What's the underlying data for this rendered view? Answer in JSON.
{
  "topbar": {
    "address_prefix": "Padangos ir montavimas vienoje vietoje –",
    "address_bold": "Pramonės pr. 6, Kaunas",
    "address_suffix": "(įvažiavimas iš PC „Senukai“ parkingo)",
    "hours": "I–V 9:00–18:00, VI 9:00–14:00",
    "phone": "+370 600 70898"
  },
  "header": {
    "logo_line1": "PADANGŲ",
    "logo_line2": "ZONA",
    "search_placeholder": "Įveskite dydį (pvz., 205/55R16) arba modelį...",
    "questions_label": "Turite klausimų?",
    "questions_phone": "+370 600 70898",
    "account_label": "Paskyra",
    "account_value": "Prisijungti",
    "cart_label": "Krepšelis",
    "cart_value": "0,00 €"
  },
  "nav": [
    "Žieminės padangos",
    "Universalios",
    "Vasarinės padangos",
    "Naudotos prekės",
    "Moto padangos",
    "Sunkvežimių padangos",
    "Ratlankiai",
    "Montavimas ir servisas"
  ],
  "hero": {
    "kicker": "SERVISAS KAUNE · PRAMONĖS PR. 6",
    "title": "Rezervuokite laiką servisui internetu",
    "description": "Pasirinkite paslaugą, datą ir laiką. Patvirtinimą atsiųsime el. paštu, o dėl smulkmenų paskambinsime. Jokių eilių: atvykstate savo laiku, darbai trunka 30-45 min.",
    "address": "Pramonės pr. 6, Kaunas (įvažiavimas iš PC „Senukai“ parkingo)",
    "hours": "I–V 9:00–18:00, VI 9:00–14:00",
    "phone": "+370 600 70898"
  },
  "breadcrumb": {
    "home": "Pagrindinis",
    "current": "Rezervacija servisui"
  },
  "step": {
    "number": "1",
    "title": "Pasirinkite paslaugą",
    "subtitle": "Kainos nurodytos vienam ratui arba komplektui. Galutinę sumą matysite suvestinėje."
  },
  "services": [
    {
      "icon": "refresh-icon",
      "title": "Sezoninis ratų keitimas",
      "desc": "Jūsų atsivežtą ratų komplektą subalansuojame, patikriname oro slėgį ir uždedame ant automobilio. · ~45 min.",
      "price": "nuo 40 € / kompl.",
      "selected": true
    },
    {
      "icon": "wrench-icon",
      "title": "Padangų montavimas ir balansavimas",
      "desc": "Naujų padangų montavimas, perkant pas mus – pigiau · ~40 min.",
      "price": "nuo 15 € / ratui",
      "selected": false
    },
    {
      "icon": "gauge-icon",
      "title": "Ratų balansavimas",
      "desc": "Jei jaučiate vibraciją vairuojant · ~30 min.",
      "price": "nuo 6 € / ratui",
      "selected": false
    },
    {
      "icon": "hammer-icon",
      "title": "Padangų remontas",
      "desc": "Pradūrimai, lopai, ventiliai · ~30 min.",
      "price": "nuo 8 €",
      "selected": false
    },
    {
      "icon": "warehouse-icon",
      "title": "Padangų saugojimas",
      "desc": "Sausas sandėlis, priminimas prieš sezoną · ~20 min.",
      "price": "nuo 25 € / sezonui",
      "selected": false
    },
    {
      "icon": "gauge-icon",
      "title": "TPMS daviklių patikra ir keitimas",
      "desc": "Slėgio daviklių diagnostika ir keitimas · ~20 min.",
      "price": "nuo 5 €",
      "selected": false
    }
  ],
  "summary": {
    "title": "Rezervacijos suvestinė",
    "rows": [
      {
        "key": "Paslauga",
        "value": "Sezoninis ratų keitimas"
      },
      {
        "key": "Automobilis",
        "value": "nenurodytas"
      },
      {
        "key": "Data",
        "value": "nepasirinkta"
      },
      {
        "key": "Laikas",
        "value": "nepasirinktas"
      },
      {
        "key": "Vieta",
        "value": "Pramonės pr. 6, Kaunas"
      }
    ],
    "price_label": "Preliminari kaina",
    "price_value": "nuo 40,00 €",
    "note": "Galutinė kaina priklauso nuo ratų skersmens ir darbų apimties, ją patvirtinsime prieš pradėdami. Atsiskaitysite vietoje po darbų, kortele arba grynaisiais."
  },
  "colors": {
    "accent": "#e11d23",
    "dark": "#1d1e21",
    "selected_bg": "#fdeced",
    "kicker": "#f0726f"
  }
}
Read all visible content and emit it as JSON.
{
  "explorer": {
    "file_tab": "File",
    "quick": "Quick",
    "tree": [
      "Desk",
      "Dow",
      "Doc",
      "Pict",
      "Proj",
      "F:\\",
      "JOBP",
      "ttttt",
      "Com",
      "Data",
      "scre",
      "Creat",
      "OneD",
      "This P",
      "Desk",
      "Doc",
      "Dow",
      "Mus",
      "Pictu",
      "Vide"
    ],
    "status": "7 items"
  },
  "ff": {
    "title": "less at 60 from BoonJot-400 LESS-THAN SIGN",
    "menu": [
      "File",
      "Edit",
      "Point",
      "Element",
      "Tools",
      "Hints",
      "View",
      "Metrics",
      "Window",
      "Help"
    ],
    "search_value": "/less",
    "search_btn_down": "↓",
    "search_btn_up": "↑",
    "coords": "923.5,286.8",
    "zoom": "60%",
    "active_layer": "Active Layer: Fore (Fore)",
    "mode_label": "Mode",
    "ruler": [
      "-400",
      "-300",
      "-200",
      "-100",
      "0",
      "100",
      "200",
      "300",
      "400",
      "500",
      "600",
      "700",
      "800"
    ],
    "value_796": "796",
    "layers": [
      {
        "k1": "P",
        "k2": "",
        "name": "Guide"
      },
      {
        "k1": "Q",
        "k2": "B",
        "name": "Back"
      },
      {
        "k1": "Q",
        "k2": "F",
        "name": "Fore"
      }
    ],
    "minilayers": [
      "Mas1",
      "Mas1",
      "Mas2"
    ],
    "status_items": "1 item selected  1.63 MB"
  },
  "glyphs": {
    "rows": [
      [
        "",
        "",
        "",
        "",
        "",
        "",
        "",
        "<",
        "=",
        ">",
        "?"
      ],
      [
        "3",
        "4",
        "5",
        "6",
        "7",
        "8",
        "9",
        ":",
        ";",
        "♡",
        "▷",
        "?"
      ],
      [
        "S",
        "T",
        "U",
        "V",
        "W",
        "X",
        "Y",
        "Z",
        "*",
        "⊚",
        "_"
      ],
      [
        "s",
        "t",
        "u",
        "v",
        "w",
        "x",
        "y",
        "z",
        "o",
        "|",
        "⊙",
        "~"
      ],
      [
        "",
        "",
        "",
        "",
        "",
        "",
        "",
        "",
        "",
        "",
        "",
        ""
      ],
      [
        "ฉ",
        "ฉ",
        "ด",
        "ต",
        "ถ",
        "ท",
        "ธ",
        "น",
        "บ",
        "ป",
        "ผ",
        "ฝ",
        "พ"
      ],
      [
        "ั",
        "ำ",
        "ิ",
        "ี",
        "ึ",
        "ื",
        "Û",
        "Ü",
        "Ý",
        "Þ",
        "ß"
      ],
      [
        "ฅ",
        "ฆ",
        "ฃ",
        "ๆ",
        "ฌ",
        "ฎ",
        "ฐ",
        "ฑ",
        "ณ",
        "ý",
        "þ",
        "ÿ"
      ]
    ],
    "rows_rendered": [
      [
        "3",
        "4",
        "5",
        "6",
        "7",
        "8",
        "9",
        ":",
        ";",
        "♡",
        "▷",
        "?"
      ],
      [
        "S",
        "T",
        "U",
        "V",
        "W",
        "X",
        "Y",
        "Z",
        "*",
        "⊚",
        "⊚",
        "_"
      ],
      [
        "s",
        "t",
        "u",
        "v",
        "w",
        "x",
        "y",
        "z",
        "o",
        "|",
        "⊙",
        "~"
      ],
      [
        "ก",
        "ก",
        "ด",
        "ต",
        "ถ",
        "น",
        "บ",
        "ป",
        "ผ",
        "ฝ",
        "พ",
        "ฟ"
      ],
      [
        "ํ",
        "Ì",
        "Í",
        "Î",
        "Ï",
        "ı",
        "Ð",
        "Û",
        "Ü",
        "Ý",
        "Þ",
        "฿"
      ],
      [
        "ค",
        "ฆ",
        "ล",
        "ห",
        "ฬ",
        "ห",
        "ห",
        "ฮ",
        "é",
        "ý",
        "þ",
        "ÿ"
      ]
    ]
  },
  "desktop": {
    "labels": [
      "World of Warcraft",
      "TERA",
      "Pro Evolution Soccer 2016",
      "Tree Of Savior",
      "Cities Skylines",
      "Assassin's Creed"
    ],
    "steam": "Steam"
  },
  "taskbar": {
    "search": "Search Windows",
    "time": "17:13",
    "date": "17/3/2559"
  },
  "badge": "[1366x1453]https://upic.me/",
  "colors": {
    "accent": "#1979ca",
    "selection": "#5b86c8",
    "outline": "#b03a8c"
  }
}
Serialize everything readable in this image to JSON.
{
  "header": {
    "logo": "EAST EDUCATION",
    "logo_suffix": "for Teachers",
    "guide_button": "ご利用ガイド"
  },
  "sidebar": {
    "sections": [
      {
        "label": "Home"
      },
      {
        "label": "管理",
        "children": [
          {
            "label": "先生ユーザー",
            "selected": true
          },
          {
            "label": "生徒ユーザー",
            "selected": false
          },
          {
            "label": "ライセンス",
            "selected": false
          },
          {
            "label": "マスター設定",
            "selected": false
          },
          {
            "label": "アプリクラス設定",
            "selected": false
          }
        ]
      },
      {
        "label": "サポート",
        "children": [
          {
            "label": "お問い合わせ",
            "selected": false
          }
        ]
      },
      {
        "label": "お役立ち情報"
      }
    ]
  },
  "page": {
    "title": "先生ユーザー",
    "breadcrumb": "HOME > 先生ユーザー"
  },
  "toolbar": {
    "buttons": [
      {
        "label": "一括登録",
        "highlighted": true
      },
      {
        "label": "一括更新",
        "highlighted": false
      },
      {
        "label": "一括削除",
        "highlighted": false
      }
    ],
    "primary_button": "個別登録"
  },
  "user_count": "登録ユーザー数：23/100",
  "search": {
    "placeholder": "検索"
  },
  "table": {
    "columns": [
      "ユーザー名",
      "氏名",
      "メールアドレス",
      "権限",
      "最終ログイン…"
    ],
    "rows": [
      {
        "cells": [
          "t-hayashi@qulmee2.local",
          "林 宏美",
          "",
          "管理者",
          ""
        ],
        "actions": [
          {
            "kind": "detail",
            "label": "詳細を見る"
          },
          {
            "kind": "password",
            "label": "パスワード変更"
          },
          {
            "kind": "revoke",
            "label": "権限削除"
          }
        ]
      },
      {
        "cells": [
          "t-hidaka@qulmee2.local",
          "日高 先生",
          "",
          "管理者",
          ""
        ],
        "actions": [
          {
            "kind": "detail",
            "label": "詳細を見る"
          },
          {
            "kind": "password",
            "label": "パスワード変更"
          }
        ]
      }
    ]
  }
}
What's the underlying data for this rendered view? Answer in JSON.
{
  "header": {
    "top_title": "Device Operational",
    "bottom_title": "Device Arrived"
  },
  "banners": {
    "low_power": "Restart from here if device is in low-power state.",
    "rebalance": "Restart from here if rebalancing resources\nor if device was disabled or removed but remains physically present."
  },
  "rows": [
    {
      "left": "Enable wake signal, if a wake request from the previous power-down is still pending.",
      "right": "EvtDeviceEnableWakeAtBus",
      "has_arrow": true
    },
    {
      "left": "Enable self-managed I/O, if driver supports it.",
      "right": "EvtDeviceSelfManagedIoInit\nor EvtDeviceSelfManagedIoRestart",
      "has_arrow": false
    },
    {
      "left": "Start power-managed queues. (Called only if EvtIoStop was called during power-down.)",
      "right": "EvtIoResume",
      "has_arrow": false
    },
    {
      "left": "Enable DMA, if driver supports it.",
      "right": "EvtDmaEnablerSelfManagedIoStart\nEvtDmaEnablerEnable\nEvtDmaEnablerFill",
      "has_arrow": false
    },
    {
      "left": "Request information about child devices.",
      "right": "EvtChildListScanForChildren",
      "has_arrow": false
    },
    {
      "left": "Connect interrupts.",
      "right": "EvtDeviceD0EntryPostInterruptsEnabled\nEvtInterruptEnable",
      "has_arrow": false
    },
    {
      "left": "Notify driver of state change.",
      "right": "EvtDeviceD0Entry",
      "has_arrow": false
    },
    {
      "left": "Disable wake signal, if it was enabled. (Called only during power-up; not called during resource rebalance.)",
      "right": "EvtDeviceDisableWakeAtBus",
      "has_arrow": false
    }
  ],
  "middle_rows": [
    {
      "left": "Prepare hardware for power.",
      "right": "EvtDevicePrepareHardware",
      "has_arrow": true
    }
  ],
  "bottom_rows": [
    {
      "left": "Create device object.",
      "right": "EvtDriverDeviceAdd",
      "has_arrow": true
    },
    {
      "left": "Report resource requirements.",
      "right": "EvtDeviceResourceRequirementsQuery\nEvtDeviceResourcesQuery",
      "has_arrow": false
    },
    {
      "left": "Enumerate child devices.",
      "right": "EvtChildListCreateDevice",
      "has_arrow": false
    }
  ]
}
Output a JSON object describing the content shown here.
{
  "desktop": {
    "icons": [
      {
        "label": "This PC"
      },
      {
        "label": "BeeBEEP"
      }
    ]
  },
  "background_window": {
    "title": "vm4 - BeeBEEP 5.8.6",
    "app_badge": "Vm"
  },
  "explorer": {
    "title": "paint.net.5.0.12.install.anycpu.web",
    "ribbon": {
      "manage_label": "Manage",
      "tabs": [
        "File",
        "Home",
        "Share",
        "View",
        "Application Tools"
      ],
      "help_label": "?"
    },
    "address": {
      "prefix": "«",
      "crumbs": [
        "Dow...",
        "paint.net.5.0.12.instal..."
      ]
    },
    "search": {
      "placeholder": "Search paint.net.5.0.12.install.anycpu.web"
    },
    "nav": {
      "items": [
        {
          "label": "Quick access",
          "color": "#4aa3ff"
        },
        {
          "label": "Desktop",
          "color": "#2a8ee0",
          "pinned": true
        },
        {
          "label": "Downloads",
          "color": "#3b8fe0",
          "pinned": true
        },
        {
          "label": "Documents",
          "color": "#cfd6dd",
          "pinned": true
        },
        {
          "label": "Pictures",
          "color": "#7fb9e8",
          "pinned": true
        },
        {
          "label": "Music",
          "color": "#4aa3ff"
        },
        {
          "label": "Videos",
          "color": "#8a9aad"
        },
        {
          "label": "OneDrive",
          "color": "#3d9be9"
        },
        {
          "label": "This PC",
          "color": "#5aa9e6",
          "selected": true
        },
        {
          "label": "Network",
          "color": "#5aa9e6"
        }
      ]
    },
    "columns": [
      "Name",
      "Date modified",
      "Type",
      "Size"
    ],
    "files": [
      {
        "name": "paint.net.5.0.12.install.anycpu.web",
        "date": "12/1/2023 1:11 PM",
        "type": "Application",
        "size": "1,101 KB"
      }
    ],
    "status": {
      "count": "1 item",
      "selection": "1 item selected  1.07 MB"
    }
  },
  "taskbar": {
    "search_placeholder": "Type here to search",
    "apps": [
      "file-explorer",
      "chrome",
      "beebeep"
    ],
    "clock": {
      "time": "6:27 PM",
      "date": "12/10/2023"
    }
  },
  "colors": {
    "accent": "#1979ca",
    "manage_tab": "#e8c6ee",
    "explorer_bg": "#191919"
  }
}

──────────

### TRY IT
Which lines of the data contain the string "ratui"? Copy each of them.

### SOLVED PROBLEM
    "subtitle": "Kainos nurodytos vienam ratui arba komplektui. Galutinę sumą matysite suvestinėje."
      "price": "nuo 15 € / ratui",
      "price": "nuo 6 € / ratui",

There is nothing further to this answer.